EXERCISE REQUIREMENTS:
Locate the string "population" in the records below. Copy every line where it occurs.

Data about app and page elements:
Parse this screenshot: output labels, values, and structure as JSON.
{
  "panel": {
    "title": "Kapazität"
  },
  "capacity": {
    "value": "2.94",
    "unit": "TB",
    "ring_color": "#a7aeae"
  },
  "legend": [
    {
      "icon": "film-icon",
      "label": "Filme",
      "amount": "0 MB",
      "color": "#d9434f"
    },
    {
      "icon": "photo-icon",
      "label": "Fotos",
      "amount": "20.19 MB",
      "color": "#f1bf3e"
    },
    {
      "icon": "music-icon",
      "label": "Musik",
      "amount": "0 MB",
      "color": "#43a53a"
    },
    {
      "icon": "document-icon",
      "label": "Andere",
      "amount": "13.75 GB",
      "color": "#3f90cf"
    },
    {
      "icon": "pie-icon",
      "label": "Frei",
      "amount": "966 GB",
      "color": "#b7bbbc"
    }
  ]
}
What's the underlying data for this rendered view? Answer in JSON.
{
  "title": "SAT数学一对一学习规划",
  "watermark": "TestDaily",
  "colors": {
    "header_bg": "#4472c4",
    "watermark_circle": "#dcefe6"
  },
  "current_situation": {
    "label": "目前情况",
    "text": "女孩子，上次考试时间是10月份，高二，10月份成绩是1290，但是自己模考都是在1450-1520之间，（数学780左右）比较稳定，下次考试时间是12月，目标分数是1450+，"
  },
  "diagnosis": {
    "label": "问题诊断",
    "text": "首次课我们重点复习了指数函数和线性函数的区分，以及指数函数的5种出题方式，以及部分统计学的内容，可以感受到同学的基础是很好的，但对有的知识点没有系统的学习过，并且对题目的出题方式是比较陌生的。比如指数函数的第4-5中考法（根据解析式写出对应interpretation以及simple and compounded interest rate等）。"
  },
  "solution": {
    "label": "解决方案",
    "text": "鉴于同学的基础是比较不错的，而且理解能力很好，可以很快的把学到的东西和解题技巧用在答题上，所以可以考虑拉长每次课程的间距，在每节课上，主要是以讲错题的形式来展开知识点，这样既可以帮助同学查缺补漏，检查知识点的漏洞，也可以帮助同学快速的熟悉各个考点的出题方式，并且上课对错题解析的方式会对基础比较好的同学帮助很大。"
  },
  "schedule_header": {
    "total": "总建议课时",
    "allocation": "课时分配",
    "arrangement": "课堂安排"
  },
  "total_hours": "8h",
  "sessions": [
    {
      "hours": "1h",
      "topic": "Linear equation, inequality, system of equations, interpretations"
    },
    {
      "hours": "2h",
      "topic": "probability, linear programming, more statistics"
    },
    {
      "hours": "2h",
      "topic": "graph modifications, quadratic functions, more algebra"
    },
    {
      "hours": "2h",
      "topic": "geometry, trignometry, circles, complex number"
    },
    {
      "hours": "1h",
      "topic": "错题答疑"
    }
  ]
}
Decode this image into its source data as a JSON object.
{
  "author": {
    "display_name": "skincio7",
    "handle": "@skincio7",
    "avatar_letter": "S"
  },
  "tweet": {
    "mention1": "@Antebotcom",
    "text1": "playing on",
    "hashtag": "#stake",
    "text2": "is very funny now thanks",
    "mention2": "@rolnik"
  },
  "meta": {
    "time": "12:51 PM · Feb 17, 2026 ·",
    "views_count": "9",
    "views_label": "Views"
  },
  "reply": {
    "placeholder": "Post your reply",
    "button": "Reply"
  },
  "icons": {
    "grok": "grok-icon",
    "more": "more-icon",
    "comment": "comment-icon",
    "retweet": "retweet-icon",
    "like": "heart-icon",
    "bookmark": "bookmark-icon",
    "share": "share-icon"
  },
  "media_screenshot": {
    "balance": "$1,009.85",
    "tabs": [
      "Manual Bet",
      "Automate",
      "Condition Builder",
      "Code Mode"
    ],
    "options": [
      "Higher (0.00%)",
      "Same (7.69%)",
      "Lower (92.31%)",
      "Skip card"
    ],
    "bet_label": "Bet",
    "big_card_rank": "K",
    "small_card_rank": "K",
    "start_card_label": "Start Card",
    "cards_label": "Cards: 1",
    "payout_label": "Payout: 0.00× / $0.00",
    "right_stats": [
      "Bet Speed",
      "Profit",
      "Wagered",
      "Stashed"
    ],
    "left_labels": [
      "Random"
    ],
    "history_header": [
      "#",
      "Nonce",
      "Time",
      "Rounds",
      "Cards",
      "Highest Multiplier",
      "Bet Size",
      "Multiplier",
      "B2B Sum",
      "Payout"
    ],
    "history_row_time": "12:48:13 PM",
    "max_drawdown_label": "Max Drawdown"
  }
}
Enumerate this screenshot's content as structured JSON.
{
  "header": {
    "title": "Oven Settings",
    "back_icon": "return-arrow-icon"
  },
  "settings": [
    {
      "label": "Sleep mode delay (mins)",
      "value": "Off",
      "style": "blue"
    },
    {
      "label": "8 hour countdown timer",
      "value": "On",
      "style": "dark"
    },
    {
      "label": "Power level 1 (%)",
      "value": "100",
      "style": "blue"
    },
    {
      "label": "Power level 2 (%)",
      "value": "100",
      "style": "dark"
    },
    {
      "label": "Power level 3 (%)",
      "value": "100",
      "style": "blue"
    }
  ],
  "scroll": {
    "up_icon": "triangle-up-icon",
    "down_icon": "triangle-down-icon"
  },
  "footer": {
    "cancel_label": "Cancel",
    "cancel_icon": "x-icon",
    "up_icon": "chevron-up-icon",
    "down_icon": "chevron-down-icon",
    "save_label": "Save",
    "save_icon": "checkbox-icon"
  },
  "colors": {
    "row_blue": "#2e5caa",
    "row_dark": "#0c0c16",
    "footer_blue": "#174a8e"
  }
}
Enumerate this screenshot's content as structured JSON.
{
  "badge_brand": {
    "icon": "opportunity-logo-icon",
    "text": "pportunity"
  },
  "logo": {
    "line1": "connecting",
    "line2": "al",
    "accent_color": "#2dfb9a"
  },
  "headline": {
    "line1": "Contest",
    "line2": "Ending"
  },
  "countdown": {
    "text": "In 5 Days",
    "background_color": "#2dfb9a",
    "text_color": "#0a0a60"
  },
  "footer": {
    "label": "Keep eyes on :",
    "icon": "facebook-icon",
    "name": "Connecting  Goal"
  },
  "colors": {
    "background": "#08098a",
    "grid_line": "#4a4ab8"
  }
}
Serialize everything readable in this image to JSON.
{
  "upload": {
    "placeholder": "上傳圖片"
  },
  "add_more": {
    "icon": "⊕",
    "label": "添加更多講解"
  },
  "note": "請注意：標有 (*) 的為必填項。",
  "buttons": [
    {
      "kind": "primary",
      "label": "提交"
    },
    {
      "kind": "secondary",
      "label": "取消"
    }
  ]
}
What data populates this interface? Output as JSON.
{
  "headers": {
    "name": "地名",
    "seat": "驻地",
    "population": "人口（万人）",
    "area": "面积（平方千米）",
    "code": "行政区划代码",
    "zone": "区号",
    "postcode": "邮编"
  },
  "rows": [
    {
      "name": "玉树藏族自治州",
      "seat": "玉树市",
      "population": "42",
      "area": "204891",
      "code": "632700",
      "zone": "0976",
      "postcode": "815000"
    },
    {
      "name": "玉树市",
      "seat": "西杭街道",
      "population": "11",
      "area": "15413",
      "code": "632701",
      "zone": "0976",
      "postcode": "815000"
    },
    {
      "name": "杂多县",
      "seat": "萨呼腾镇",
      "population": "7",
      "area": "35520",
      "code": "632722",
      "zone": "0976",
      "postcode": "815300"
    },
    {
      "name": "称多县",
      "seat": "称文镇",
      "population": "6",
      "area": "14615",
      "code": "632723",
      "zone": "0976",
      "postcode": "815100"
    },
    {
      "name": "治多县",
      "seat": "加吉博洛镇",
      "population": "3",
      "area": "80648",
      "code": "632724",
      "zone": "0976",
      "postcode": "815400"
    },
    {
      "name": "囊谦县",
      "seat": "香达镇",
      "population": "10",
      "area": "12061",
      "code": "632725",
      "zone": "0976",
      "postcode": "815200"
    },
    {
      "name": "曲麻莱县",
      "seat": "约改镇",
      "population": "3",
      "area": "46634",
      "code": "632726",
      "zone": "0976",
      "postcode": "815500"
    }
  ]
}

SOLUTION TO THE PROBLEM:
    "population": "人口（万人）",
      "population": "42",
      "population": "11",
      "population": "7",
      "population": "6",
      "population": "3",
      "population": "10",
      "population": "3",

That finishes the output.